“Reliance on a single foreign supplier can leave a nation vulnerable to extortion and intimidation,” Trump said. “That is why we congratulate European states such as Poland for leading the construction of a Baltic pipeline so that nations are not dependent on Russia to meet their energy needs.

“Germany will become totally dependent on Russian energy if it does not immediately change course,” he said.

7. Tough Talk on Trade and Tariffs

In another pet issue, Trump bemoaned America’s $800 billion annual trade deficit and said more tariffs and trade deal renegotiations were on the way.

“We are systematically renegotiating broken and bad trade deals,” he said.

Last month, Trump announced a new U.S.-Mexico trade agreement, and yesterday announced a new trade deal with South Korea.

“This is just the beginning,” he said. “Many nations in this hall will agree that the world trading system is in dire need of change.

“For example, countries were admitted to the World Trade Organization that violate every single principle on which the organization is based,” the president said. “While the United States and many other nations play by the rules, these countries use government-run industrial planning and state-owned enterprises to rig the system in their favor. They engage in relentless product dumping, forced technology transfer, and the theft of intellectual property.”

The United States recently imposed an additional $200 billion of tariffs on certain Chinese-made goods, bringing the total to $250 billion.

After China joined the World Trade Organization nearly two decades ago, the U.S. lost 3 million manufacturing jobs, about a quarter of all steel jobs, and 60,000 factories, Trump said.

“Those days are over. We will no longer tolerate such abuse,” he said. “We will not allow our workers to be victimized, our companies to be cheated, and our wealth to be plundered and transferred.”

--

This article has been republished with permission from The Daily Signal.

[Image Credit: Flickr-Gage Skidmore CC BY-SA 2.0]

Fred Lucas

Fred Lucas

Fred Lucas is the White House correspondent for The Daily Signal and co-host of "The Right Side of History" podcast. Lucas is also the author of “Tainted by Suspicion: The Secret Deals and Electoral Chaos of Disputed Presidential Elections.”

Add a Comment

 

Join the conversation...

You are currently using the BETA version of our article comments feature.

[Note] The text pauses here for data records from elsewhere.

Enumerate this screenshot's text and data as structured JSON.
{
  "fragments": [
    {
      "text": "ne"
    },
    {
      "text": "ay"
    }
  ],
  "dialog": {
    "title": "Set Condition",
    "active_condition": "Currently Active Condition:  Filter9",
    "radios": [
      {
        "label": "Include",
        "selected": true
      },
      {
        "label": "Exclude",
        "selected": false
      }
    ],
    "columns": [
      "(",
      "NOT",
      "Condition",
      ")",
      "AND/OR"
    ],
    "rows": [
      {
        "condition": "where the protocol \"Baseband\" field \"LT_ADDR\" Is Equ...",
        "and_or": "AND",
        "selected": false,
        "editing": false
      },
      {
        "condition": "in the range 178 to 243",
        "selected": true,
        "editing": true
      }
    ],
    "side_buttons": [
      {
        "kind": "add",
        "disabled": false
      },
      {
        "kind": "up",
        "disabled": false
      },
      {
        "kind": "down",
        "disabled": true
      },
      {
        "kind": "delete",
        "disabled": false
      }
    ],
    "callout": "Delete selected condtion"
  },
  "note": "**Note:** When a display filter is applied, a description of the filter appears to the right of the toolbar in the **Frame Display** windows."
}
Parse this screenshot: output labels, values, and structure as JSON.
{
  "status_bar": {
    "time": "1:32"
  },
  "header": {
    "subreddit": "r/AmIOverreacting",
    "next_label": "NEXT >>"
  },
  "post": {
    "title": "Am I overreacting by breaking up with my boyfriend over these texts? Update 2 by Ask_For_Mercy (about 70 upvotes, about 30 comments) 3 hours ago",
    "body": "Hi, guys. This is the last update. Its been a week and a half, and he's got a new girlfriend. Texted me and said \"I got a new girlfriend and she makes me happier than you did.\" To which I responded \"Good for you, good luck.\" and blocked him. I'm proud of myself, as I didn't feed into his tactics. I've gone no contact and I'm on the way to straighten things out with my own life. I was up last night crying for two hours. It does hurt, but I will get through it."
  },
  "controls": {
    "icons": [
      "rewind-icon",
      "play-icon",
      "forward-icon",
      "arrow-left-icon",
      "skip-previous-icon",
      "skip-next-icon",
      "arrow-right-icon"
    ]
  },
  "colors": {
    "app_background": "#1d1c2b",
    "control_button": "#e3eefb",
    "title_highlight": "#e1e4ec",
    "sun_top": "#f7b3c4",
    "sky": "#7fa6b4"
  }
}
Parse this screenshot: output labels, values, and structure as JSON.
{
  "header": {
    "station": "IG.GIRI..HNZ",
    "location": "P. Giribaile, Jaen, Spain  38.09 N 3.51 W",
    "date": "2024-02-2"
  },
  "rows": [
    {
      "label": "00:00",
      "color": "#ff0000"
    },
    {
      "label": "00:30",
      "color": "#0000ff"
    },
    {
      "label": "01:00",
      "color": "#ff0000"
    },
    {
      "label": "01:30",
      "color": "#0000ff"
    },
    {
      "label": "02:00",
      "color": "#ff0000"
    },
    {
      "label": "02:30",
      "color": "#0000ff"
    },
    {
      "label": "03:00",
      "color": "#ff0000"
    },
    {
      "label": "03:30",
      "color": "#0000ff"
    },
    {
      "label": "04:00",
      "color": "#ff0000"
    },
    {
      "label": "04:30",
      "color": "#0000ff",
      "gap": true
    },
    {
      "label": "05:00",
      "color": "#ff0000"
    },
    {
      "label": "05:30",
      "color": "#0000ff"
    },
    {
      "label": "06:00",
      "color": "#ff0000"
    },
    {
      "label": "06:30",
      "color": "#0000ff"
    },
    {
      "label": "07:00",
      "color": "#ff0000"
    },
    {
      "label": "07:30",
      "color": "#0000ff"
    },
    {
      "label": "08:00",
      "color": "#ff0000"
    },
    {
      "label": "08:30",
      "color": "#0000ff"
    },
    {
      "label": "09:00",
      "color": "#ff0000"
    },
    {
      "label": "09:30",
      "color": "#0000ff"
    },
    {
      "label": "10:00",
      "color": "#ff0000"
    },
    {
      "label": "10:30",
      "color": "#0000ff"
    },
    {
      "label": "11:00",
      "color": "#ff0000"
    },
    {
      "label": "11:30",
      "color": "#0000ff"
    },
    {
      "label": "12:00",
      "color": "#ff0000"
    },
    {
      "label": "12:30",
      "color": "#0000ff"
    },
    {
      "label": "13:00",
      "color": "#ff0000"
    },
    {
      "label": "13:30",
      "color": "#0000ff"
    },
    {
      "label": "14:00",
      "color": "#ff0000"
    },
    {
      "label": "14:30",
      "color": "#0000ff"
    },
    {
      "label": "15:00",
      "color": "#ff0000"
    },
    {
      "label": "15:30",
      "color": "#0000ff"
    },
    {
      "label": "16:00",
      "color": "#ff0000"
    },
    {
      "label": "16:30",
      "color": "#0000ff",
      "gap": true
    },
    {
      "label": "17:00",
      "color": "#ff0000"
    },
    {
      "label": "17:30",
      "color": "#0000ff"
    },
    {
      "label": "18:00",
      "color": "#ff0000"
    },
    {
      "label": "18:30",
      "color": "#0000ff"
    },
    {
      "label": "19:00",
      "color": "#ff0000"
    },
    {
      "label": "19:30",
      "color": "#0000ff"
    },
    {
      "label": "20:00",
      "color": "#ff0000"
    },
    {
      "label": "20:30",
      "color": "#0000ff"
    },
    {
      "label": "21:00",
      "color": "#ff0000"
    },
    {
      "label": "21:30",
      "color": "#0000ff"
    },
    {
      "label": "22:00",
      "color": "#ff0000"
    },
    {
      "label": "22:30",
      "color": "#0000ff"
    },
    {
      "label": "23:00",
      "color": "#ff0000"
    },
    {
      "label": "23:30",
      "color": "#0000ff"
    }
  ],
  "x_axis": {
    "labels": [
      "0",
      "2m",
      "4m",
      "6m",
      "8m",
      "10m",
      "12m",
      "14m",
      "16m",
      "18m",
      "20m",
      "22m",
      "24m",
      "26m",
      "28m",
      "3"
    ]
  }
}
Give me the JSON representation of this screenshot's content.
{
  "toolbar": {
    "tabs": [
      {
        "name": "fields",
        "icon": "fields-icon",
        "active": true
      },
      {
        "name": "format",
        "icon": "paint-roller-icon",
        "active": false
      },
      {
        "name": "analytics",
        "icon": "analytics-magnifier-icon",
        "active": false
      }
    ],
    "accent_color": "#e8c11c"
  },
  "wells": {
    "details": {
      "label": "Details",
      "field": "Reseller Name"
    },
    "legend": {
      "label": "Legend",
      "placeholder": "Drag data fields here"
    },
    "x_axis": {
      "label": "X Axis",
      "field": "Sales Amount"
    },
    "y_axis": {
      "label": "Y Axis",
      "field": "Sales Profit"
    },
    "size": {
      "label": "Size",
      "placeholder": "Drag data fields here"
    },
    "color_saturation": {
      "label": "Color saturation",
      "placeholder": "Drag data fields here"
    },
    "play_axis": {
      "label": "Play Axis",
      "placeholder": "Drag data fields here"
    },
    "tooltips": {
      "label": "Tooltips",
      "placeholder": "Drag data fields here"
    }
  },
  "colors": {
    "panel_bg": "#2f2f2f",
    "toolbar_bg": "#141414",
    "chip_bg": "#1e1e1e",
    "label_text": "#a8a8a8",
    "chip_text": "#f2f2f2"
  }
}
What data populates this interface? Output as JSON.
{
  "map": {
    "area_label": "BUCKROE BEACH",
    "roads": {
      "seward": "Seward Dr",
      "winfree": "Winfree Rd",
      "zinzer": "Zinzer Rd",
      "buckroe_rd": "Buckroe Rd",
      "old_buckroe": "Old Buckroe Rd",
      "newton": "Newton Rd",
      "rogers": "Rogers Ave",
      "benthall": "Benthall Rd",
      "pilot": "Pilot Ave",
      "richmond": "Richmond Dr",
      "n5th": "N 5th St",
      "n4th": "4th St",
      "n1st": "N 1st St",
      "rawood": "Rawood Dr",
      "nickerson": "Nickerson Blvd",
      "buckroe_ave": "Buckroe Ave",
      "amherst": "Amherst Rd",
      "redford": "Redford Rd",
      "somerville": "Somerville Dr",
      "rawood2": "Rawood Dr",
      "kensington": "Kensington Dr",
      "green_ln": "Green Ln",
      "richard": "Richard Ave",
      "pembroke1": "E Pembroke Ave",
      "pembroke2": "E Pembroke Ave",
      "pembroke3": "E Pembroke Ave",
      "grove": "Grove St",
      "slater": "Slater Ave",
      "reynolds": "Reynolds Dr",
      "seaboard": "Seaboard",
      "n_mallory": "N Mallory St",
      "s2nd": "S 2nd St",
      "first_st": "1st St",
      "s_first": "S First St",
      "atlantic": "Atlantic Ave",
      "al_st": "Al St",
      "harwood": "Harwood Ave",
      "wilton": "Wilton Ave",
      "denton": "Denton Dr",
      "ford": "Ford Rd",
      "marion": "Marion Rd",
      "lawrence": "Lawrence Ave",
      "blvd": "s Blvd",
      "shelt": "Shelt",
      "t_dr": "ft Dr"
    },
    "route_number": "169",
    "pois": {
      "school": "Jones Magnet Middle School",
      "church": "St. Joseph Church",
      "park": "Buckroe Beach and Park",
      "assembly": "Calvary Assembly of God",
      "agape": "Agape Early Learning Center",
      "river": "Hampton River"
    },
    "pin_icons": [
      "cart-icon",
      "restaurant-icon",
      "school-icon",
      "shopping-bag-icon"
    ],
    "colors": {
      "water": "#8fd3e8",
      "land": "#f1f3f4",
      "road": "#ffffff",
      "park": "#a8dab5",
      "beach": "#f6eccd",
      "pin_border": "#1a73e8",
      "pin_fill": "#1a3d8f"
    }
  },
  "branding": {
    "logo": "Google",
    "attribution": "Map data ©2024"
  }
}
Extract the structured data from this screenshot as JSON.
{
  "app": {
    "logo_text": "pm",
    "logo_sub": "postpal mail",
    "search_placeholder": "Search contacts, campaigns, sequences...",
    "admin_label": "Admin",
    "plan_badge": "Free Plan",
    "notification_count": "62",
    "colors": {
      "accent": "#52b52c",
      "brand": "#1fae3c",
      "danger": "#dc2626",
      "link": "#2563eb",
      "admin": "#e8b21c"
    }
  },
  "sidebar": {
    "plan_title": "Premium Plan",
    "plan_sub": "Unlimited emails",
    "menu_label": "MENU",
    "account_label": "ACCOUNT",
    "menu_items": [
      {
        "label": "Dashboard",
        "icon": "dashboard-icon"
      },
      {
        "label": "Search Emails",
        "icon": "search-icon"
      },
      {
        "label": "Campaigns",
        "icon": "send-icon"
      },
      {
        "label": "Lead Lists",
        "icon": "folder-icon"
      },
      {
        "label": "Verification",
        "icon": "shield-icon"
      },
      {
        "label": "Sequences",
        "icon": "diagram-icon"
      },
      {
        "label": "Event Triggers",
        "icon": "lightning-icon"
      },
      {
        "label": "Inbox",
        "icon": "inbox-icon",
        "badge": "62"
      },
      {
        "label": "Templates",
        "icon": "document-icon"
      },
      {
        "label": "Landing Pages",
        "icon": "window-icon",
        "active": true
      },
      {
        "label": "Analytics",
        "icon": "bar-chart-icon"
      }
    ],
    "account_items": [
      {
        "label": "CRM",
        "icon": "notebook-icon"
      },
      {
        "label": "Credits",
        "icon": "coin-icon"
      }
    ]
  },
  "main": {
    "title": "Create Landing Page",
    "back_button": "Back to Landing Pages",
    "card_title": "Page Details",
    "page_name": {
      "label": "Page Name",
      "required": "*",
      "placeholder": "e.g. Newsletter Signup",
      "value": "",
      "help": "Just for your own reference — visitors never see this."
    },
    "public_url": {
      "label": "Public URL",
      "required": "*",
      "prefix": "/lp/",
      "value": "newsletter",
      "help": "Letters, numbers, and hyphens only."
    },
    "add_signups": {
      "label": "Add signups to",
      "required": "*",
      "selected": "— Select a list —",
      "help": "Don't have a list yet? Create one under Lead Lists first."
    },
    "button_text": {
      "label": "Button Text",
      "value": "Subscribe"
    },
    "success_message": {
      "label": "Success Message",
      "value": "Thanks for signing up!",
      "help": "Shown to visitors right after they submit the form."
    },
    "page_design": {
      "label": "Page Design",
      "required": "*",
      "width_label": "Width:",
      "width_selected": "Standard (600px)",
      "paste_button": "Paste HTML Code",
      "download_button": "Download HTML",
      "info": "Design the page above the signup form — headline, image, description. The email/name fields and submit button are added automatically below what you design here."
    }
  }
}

You may notice some bugs in submission and user experience. Significant improvements are coming soon!

or

Be the first to comment on this article!

X